(Beginning of Dataset excerpts)
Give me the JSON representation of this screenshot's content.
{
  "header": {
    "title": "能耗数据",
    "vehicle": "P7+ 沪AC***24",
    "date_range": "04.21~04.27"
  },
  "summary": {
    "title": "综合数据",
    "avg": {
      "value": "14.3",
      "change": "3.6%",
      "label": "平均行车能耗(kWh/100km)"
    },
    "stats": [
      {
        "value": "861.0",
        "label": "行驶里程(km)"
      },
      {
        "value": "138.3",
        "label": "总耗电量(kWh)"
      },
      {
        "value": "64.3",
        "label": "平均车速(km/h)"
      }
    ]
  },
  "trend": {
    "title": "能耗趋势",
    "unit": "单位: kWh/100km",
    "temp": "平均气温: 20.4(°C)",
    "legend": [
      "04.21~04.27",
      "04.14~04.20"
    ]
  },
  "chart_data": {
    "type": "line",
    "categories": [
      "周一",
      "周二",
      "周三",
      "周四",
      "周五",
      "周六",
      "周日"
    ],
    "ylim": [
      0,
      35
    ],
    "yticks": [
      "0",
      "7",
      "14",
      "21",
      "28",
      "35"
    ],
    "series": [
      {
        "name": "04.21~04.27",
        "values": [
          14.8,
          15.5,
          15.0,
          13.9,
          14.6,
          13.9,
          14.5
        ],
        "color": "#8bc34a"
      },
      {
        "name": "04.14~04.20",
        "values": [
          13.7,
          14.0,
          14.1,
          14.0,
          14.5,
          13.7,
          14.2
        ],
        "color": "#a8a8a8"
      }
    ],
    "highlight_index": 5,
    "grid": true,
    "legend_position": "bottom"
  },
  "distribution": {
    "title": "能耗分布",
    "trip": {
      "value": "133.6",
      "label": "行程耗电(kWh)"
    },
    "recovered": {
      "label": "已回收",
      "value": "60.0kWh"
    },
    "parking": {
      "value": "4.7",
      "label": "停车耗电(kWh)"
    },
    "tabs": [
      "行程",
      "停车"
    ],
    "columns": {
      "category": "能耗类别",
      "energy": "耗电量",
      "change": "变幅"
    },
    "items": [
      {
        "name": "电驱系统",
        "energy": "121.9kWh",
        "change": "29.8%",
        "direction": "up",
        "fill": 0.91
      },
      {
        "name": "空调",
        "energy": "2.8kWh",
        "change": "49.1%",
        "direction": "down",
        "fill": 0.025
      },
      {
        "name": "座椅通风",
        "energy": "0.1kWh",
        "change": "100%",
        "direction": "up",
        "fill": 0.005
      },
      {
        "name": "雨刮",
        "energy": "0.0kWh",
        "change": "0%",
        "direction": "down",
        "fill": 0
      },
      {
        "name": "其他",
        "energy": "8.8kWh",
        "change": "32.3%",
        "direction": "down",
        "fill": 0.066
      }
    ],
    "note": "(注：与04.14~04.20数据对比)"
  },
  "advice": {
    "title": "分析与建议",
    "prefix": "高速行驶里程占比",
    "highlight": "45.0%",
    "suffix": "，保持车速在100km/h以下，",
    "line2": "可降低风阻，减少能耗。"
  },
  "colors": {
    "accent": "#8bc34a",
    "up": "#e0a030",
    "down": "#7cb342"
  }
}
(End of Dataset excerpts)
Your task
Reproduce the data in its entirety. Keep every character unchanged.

Exercise solution
Give me the JSON representation of this screenshot's content.
{
  "header": {
    "title": "能耗数据",
    "vehicle": "P7+ 沪AC***24",
    "date_range": "04.21~04.27"
  },
  "summary": {
    "title": "综合数据",
    "avg": {
      "value": "14.3",
      "change": "3.6%",
      "label": "平均行车能耗(kWh/100km)"
    },
    "stats": [
      {
        "value": "861.0",
        "label": "行驶里程(km)"
      },
      {
        "value": "138.3",
        "label": "总耗电量(kWh)"
      },
      {
        "value": "64.3",
        "label": "平均车速(km/h)"
      }
    ]
  },
  "trend": {
    "title": "能耗趋势",
    "unit": "单位: kWh/100km",
    "temp": "平均气温: 20.4(°C)",
    "legend": [
      "04.21~04.27",
      "04.14~04.20"
    ]
  },
  "chart_data": {
    "type": "line",
    "categories": [
      "周一",
      "周二",
      "周三",
      "周四",
      "周五",
      "周六",
      "周日"
    ],
    "ylim": [
      0,
      35
    ],
    "yticks": [
      "0",
      "7",
      "14",
      "21",
      "28",
      "35"
    ],
    "series": [
      {
        "name": "04.21~04.27",
        "values": [
          14.8,
          15.5,
          15.0,
          13.9,
          14.6,
          13.9,
          14.5
        ],
        "color": "#8bc34a"
      },
      {
        "name": "04.14~04.20",
        "values": [
          13.7,
          14.0,
          14.1,
          14.0,
          14.5,
          13.7,
          14.2
        ],
        "color": "#a8a8a8"
      }
    ],
    "highlight_index": 5,
    "grid": true,
    "legend_position": "bottom"
  },
  "distribution": {
    "title": "能耗分布",
    "trip": {
      "value": "133.6",
      "label": "行程耗电(kWh)"
    },
    "recovered": {
      "label": "已回收",
      "value": "60.0kWh"
    },
    "parking": {
      "value": "4.7",
      "label": "停车耗电(kWh)"
    },
    "tabs": [
      "行程",
      "停车"
    ],
    "columns": {
      "category": "能耗类别",
      "energy": "耗电量",
      "change": "变幅"
    },
    "items": [
      {
        "name": "电驱系统",
        "energy": "121.9kWh",
        "change": "29.8%",
        "direction": "up",
        "fill": 0.91
      },
      {
        "name": "空调",
        "energy": "2.8kWh",
        "change": "49.1%",
        "direction": "down",
        "fill": 0.025
      },
      {
        "name": "座椅通风",
        "energy": "0.1kWh",
        "change": "100%",
        "direction": "up",
        "fill": 0.005
      },
      {
        "name": "雨刮",
        "energy": "0.0kWh",
        "change": "0%",
        "direction": "down",
        "fill": 0
      },
      {
        "name": "其他",
        "energy": "8.8kWh",
        "change": "32.3%",
        "direction": "down",
        "fill": 0.066
      }
    ],
    "note": "(注：与04.14~04.20数据对比)"
  },
  "advice": {
    "title": "分析与建议",
    "prefix": "高速行驶里程占比",
    "highlight": "45.0%",
    "suffix": "，保持车速在100km/h以下，",
    "line2": "可降低风阻，减少能耗。"
  },
  "colors": {
    "accent": "#8bc34a",
    "up": "#e0a030",
    "down": "#7cb342"
  }
}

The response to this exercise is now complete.